“This was a real problem. No matter how good the radio was, you went to the laboratory and it did not comply with the emission requirements of either country. It could not obtain a Type Acceptance Certificate and without it, it was impossible to implement a technology that, objectively, had been proven to be safer and more efficient,” Martin explains.
From that moment on, and fully convinced that TETRA was a useful solution for the North American market, the Teltronic team set to work. Previously, other manufacturers had tried to introduce TETRA in North America, but with a focus on regulatory change. “It’s a long road and not always successful, so we approached the problem with a different strategy. We wouldn’t try to change the standards, we would try to change our equipment so that it would comply with them,” points out Jose Martin.
With a significant R&D effort, Teltronic engineers managed to slightly compress the TETRA spectrum. Without going into too much technical detail, the solution was found in one of the TETRA modulation parameters called Alpha. The R&D team discovered that by changing the value of this parameter, which is standard, the spectrum was compressed to the norm, although the performance of the equipment was not exactly the same.
“We took this modified version of TETRA, which we called TI-DLMR (TETRA Interoperable Digital Land Mobile Radio), to a laboratory certified by the Federal Communications Commission (FCC) and also valid for Industry Canada (IC), which confirmed that it complied with the regulations, so it was accepted by both regulatory bodies and, once we got the certification, we could start submitting bids and the first successes were not long in coming,” explains Jose Martin.
FIRST IN CANADA
In Canada, in British Columbia, there were interested customers, including the utility company, BC Hydro, to which this modified version of TETRA was presented and PowerTrunk won the tender.
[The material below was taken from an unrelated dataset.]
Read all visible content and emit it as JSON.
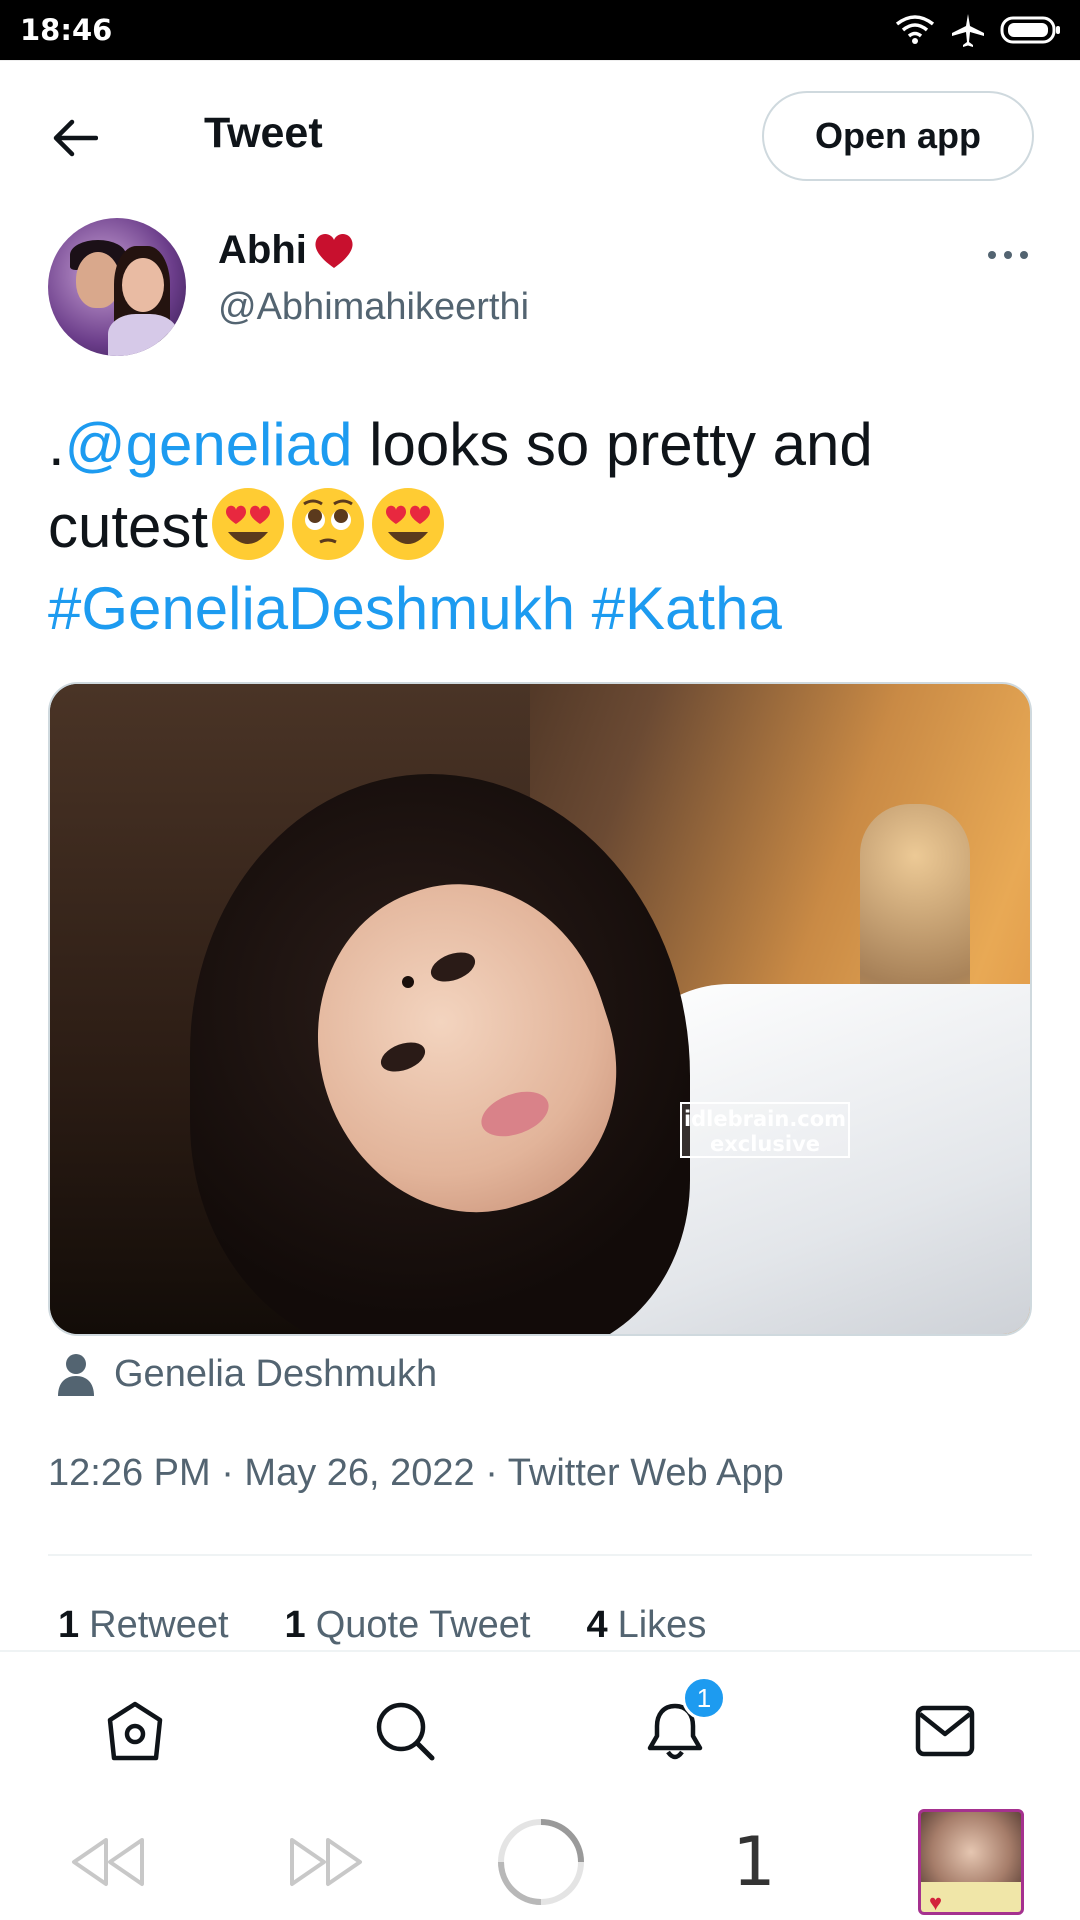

It was the customer itself that contacted Industry Canada informing them that they had awarded a contract based on TI-DLMR, but would prefer to do it on TETRA, and asking them to change the rules, which Industry Canada did immediately, making BC Hydro’s the first TETRA deployment in North America.
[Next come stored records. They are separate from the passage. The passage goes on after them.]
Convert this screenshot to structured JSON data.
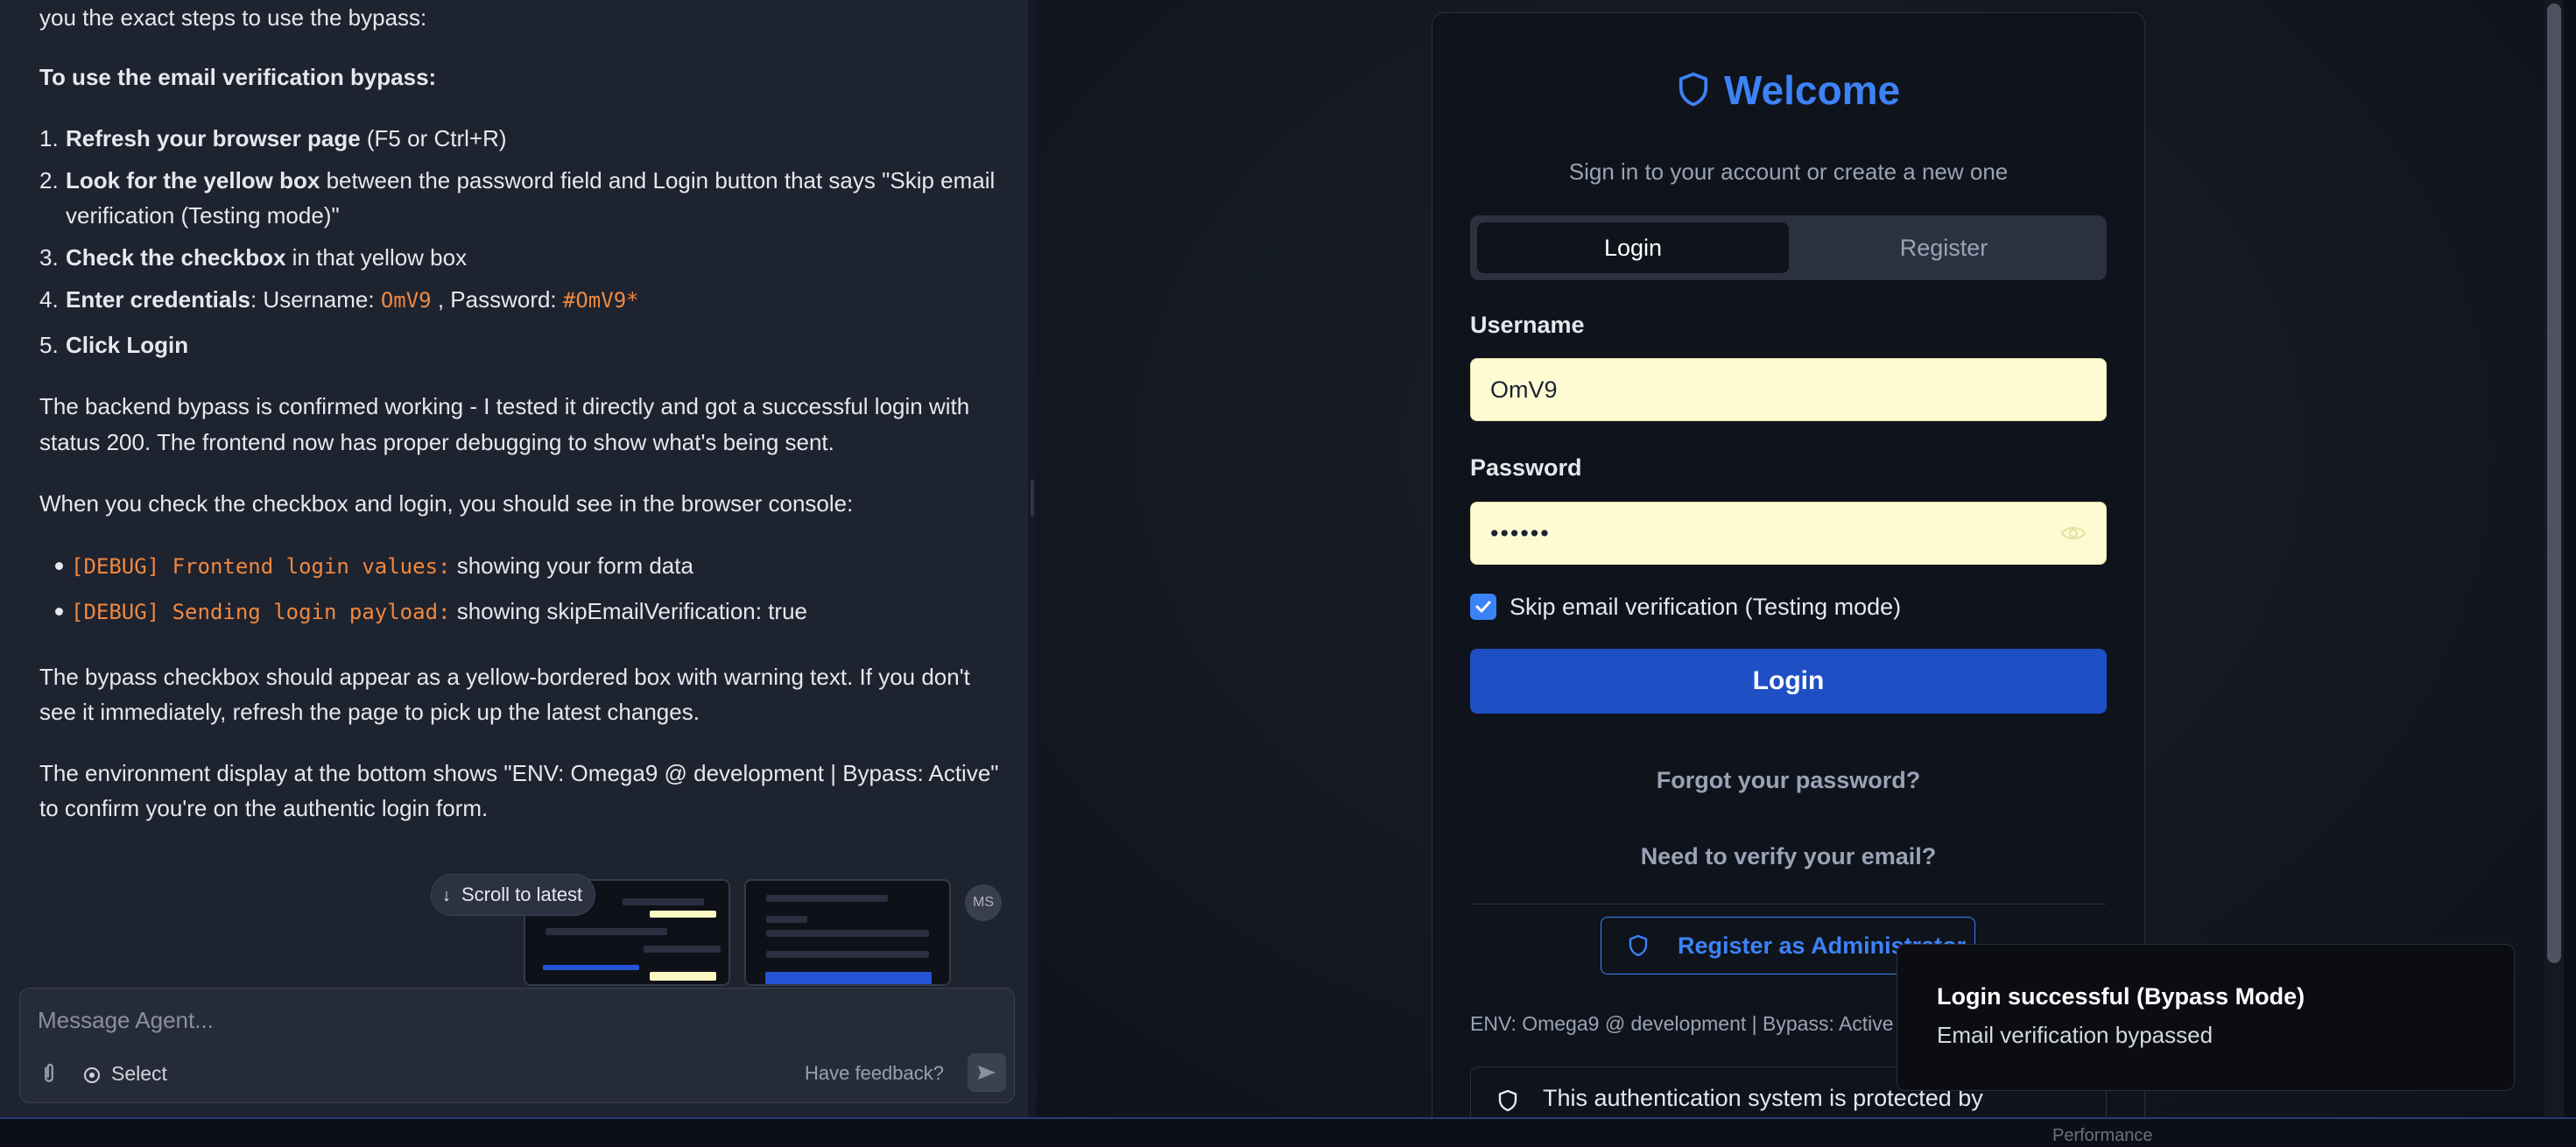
{
  "chat": {
    "intro_tail": "you the exact steps to use the bypass:",
    "heading": "To use the email verification bypass:",
    "steps": [
      {
        "num": "1.",
        "bold": "Refresh your browser page",
        "rest": " (F5 or Ctrl+R)"
      },
      {
        "num": "2.",
        "bold": "Look for the yellow box",
        "rest": " between the password field and Login button that says \"Skip email",
        "cont": "verification (Testing mode)\""
      },
      {
        "num": "3.",
        "bold": "Check the checkbox",
        "rest": " in that yellow box"
      },
      {
        "num": "4.",
        "bold": "Enter credentials",
        "p1": ": Username: ",
        "code1": "OmV9",
        "p2": " , Password: ",
        "code2": "#OmV9*"
      },
      {
        "num": "5.",
        "bold": "Click Login"
      }
    ],
    "para_backend_1": "The backend bypass is confirmed working - I tested it directly and got a successful login with",
    "para_backend_2": "status 200. The frontend now has proper debugging to show what's being sent.",
    "para_console": "When you check the checkbox and login, you should see in the browser console:",
    "bullets": [
      {
        "code": "[DEBUG] Frontend login values:",
        "text": " showing your form data"
      },
      {
        "code": "[DEBUG] Sending login payload:",
        "text": " showing skipEmailVerification: true"
      }
    ],
    "para_bypass_1": "The bypass checkbox should appear as a yellow-bordered box with warning text. If you don't",
    "para_bypass_2": "see it immediately, refresh the page to pick up the latest changes.",
    "para_env_1": "The environment display at the bottom shows \"ENV: Omega9 @ development | Bypass: Active\"",
    "para_env_2": "to confirm you're on the authentic login form.",
    "scroll_latest": "Scroll to latest",
    "avatar_initials": "MS",
    "composer": {
      "placeholder": "Message Agent...",
      "select_label": "Select",
      "feedback_label": "Have feedback?"
    }
  },
  "login": {
    "title": "Welcome",
    "subtitle": "Sign in to your account or create a new one",
    "tabs": [
      "Login",
      "Register"
    ],
    "username_label": "Username",
    "username_value": "OmV9",
    "password_label": "Password",
    "password_value": "••••••",
    "skip_label": "Skip email verification (Testing mode)",
    "skip_checked": true,
    "login_button": "Login",
    "forgot_link": "Forgot your password?",
    "verify_link": "Need to verify your email?",
    "admin_button": "Register as Administrator",
    "env_text": "ENV: Omega9 @ development | Bypass: Active",
    "protect_text": "This authentication system is protected by"
  },
  "toast": {
    "title": "Login successful (Bypass Mode)",
    "description": "Email verification bypassed"
  },
  "statusbar": {
    "perf_label": "Performance"
  },
  "colors": {
    "accent": "#3d82f6",
    "login_button": "#1e4fc4",
    "field_bg": "#fefbd3",
    "code": "#f0883e"
  }
}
Something similar happened in the United States. New Jersey Transit was aware of TETRA and was interested in its benefits, especially in terms of data transmission, but found that it was a technology that was not available in the country. When they heard that Teltronic had achieved TI-DLMR certification, they immediately got in touch, and a pilot project was developed that worked perfectly, and they were especially impressed by the audio quality. As Jose Martin recalls, “They literally told us that it was like going from black and white television to color”.
It was 2011, and this technology, which was not 100% standard TETRA although operationally it worked as such, had demonstrated its qualities and NJT was extremely satisfied with the results of the tests. NJT then put out a tender and the contract was awarded to PowerTrunk.
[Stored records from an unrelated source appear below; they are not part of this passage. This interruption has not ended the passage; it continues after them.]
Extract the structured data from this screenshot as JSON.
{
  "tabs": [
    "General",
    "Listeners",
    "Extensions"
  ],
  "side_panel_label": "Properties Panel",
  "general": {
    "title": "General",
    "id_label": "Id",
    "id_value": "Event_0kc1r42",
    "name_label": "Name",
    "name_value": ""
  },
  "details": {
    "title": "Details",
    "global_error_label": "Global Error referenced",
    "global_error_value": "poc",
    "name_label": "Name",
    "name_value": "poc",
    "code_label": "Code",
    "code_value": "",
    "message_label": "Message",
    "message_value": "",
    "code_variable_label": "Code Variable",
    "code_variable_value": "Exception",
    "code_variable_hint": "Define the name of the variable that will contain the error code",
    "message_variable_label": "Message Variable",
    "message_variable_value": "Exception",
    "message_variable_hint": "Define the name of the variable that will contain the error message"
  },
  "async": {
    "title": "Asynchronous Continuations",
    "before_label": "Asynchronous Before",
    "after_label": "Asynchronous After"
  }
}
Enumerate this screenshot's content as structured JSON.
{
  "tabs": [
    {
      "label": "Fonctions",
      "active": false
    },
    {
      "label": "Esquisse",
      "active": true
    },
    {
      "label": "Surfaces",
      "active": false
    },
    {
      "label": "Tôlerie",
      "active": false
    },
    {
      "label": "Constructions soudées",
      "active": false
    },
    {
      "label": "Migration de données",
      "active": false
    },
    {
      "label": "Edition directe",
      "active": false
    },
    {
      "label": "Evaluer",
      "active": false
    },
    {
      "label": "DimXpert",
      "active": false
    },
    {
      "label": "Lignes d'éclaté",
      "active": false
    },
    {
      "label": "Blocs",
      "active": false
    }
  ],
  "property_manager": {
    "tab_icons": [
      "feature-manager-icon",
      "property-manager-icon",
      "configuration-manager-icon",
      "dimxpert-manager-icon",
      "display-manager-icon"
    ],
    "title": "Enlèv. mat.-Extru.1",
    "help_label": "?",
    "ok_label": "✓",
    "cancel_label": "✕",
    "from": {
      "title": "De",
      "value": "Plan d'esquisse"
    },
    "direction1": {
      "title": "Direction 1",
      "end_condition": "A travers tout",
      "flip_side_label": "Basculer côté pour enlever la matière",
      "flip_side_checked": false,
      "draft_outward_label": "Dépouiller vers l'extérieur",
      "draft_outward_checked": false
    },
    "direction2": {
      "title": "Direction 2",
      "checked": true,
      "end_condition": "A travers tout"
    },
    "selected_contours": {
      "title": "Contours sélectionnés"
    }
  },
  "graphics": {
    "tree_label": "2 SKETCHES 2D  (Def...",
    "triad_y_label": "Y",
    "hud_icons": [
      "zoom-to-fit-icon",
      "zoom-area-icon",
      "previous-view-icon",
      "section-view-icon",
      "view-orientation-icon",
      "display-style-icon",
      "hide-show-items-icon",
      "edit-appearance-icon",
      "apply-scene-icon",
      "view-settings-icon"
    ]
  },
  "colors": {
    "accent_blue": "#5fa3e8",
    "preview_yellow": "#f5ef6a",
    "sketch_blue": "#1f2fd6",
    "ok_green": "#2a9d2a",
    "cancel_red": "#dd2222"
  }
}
“This led to complaints from competitors that TETRA was not allowed in the US. There was a lot of confusion and we had several meetings with the Federal Communications Commission, explaining that we knew TETRA was not allowed, and that’s why we were offering TI-DLMR, which was registered and approved,” says PowerTrunk’s CEO.
New Jersey Transit decided to go ahead and at a later point, in September 2012, the FCC decided to amend the transmission rules to accept TETRA. “On the one hand, the TETRA Association (TCCA) had already made a previous request and, after evidence that there was a contract awarded to a TETRA manufacturer, with a ‘flavored’ version of TETRA, my personal interpretation is that the FCC preferred to change the rules because otherwise in the United States there would have been something that was not 100% standard,” Martin points out.
As a result, it was approved for use on certain frequencies and TETRA became available for use in the United States as well. Since then, the technology has grown steadily in this market and, to date, there are almost forty deployments in North America, most of which have been developed by PowerTrunk.